COLUMBIA — Shortly after 6 p.m. Thursday, James "Jim" Whitt raised his right hand and swore to serve as a member of the Columbia School Board "to the best of his ability." Then the new appointee moved from the front row next to his wife and sons to his seat among the seven-member board.
Minutes later, he would cast his first vote to approve the 2009-2010 budget for the district. The almost $201.4 million budget passed unanimously and without any public comment.
Long before Whitt, 62, was sworn on to the school board, he was inducted into the Indiana Institute of Technology’s Hall of Fame for his years playing college basketball there.
Whitt said his body won't allow him to play anymore. Instead, he spends his time coaching for cPhase Sports Association, a nonprofit organization he started with his wife, Annelle. The focus of the organization is to build leadership and character in boys from sixth grade through high school.
Working with the teens in his program has allowed Whitt to see what some of their needs are, not only from an athletic standpoint, but also academically, he said. cPhase’s motto is, “Commitment to excellence in all phases of life.”
“Our focuses are basketball, education and becoming socially responsible,” Whitt said. “I think what we do and what the school system does fit very closely together.”
Tom Rose, vice president of the school board, said he thinks Whitt’s work with the youth will be beneficial because it allows him to know where they're coming from and what they need.
However, Whitt said cPhase is a small portion of why he is qualified for the seat on the board. Other reasons, he said, are that he's part of the Columbia community, talks with other parents, knows district issues and is a concerned parent. The Whitts have two sons: Marcus, 16, a junior at Hickman High School, and Jimmy, 12, a seventh-grader at Smithton Middle School.

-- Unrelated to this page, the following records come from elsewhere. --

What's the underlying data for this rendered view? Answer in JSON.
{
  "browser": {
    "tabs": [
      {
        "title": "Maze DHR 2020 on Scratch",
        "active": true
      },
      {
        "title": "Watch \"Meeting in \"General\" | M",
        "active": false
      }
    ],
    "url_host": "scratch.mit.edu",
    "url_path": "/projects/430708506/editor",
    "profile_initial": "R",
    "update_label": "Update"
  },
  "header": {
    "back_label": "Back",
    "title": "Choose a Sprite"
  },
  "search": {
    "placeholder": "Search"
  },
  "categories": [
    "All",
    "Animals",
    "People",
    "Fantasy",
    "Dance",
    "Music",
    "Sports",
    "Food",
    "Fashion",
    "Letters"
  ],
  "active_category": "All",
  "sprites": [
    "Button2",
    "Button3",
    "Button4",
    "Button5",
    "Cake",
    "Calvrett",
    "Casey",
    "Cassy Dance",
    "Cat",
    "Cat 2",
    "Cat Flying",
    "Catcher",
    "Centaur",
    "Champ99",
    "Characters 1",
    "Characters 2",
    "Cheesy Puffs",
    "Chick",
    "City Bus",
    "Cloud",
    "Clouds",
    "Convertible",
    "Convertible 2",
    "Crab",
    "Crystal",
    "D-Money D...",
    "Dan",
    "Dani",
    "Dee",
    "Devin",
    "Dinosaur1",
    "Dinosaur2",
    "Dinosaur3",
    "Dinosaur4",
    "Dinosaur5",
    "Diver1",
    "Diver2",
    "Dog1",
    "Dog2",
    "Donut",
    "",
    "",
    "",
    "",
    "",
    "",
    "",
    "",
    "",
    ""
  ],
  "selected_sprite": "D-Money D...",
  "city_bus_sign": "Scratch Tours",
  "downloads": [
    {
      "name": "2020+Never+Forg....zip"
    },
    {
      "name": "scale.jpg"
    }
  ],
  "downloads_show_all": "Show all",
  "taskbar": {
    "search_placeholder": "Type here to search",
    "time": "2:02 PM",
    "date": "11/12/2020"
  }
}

Whitt was one of eight applicants for the seat vacated in May by Rosie Tippin, who resigned for health reasons. During his interview with the board June 11, Whitt said he has three top concerns: funding support, the dropout rate and the academic achievement gap among students.

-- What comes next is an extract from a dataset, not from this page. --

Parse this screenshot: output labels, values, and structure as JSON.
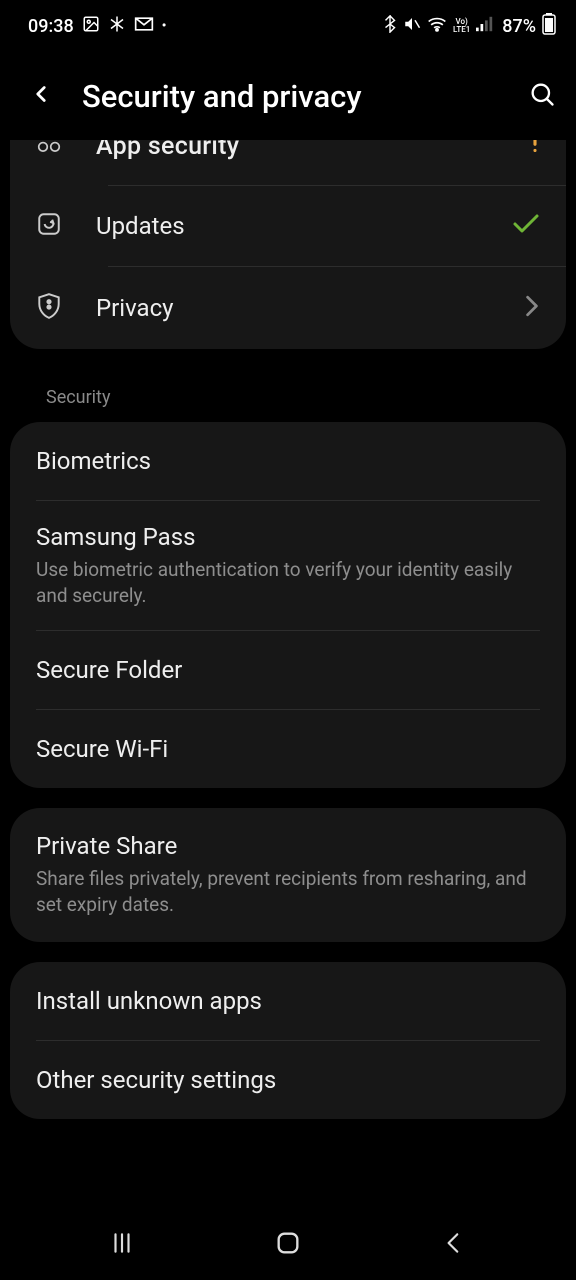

“Right now, my job is to really learn about what’s going on with the school board — really get in and kind of roll my sleeves up, see what is going on, see what the issues are from an internal perspective," Whitt said in an interview Tuesday. "When you look at it from the outside, you can formulate a lot of ideas and things like that. But, really, before you are able to execute any kind of a plan, you need to get involved and understand what some of the issues are.”
Rose said another plus in appointing Whitt — who narrowly won over Philip Peters after a tie vote by the board — is his business sense. Whitt worked for General Electric for 23 years, part of the time as regional manager.
The Whitts moved to Columbia seven years ago from Wildwood, near St. Louis, after Annelle took a position with Missouri Employers Mutual Insurance Co.
Jim Whitt said that although he is invested in the community, he is still relatively new. "I’m not entrenched in any one idea," he said. "I know there are a lot of good ideas floating around out there. I think I could take a fresh approach and new look to it and figure out what’s the best course we should be taking.”
At the June 11 meeting, talk after the 3-3 vote between Whitt and Peters turned in to a race and whether, given the solid qualifications of the two men, it should be a factor in making the appointment. Rose raised concern that the community wouldn't perceive the board as being representative when it could have. Whitt is black, and Peters is white.
After some discussion, Michelle Pruitt changed her vote from Peters to Whitt, making the final breakdown Pruitt, Rose, Christine King and board president Jan Mees for Whitt and Carla DeSpain and Ines Segert for Peters.
"I think (Whitt) certainly brings diversity of race to the board," Rose said in an interview later. "I hate for it to be an issue, but it is."
Whitt, who will have to run for election next spring if he wants to stay on the board, said he thinks he will be an excellent representative for the Columbia community. "I don’t think it has anything to do with race or anything like that,” Whitt said. “I’m just here to serve.
“I think the board was very thoughtful in their selection, and I commend them for their thoughtfulness, their honesty and their ability to talk about the issues that concern the community and I think that’s a good thing," he said. "All issues should be on the table to be discussed and talked about."